[Start of section]

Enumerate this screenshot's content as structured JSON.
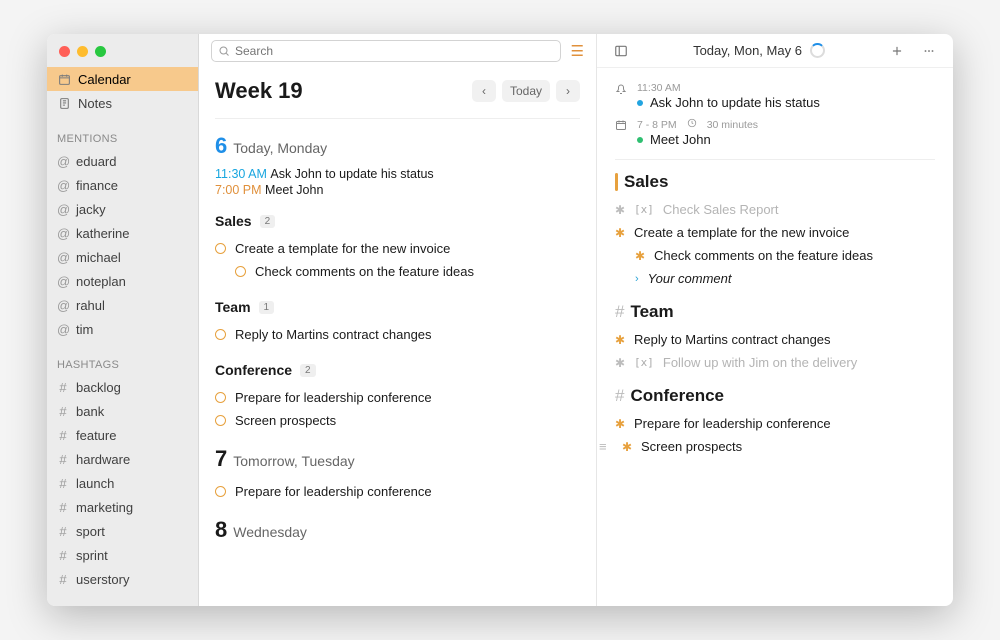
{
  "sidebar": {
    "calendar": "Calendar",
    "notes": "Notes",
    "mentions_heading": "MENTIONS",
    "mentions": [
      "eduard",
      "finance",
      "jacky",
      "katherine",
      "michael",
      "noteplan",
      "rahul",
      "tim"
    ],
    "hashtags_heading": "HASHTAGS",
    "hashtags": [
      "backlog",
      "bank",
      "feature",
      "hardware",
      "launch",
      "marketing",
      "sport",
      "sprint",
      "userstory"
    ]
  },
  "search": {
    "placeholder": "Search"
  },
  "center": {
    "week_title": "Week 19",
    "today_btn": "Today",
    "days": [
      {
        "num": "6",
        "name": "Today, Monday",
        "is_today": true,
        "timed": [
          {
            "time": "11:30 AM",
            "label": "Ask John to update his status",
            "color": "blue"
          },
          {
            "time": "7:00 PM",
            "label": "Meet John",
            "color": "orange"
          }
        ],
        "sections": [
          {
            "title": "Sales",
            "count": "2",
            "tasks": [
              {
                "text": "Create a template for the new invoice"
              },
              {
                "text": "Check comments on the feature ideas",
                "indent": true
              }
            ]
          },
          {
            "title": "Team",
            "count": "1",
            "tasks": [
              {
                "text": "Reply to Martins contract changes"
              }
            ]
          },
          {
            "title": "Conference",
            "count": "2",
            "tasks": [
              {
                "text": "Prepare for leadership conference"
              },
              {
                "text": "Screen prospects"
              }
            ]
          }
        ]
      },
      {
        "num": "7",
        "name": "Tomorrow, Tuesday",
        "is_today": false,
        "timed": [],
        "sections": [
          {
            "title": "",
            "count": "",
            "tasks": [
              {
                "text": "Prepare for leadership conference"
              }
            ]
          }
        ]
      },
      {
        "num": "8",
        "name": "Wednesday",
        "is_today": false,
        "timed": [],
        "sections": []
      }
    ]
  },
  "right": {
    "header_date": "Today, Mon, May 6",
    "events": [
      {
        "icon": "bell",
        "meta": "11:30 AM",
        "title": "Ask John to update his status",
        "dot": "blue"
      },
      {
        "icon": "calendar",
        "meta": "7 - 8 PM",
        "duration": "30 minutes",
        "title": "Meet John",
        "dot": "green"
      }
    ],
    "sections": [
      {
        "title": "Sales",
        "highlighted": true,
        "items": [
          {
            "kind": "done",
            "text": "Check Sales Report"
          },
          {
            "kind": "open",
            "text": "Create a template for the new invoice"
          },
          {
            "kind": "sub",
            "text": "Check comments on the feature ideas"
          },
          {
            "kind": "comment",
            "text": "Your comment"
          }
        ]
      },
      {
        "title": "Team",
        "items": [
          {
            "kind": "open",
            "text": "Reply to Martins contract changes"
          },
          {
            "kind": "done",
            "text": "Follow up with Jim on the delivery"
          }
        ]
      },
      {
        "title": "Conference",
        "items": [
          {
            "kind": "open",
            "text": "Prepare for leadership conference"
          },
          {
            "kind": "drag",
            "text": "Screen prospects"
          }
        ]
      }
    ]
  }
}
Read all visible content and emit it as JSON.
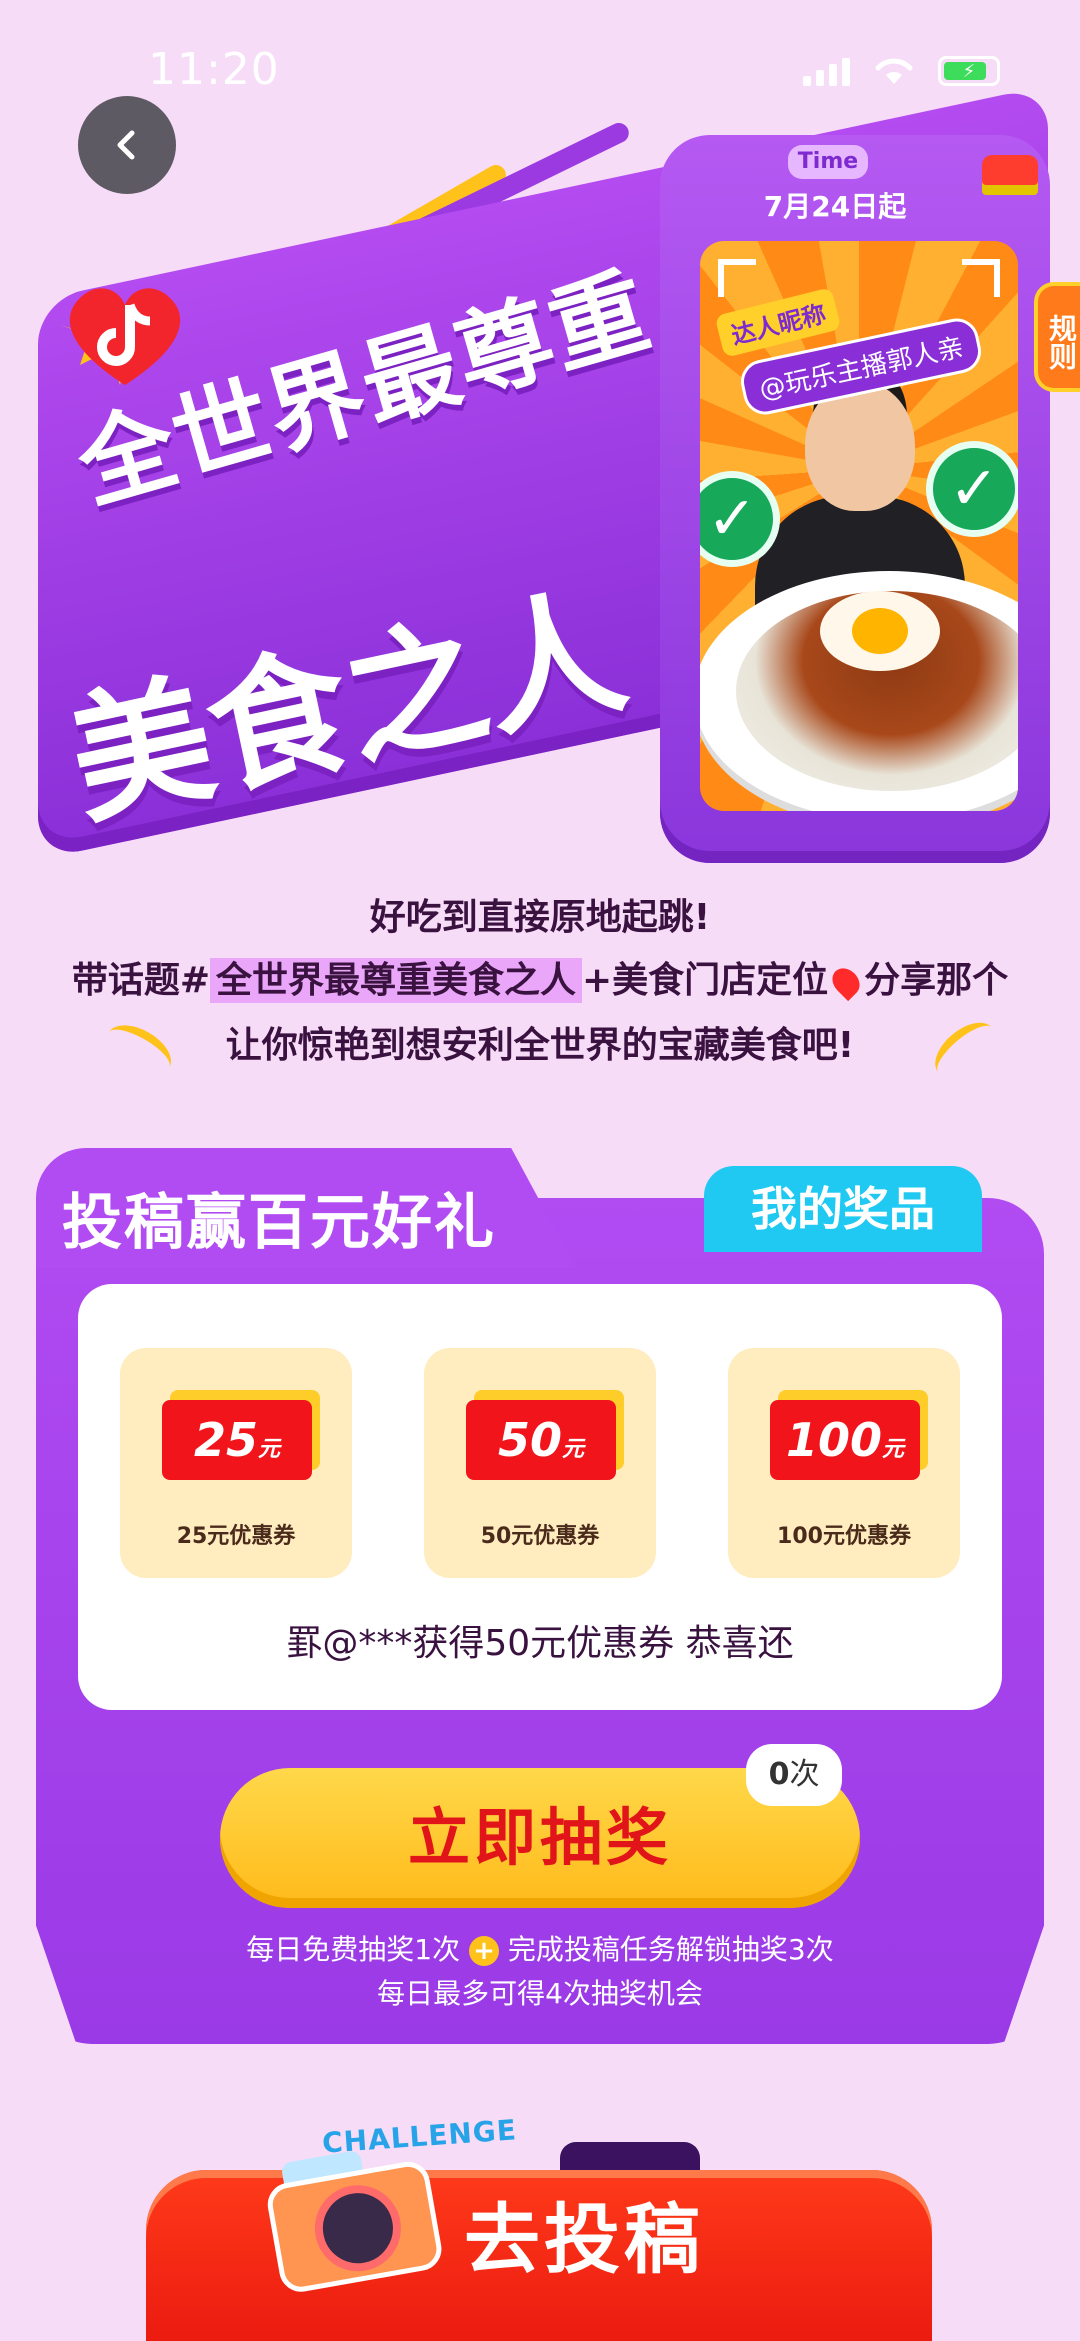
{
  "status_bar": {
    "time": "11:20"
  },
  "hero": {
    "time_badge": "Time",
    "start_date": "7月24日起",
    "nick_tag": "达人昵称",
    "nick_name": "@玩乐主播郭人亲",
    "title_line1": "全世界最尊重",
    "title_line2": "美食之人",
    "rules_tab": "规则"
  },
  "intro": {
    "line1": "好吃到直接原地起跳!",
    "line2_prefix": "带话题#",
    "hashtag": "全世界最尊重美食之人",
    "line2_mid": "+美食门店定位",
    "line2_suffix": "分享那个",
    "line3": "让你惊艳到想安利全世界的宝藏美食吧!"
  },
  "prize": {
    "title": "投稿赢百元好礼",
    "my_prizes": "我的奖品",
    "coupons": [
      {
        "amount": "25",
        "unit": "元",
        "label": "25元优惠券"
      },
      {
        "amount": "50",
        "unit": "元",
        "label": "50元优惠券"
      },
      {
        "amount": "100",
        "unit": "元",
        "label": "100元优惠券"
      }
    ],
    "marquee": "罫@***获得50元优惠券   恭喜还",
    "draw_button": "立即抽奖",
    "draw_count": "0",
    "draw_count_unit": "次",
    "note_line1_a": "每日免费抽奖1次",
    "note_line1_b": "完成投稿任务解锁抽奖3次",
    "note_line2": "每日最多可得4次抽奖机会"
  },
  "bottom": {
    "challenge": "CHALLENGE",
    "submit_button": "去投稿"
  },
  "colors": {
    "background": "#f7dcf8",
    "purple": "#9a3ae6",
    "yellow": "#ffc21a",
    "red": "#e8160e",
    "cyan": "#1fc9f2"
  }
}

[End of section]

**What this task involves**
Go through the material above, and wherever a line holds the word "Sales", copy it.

**Finished task**
            "title": "Sales",
        "title": "Sales",
            "text": "Check Sales Report"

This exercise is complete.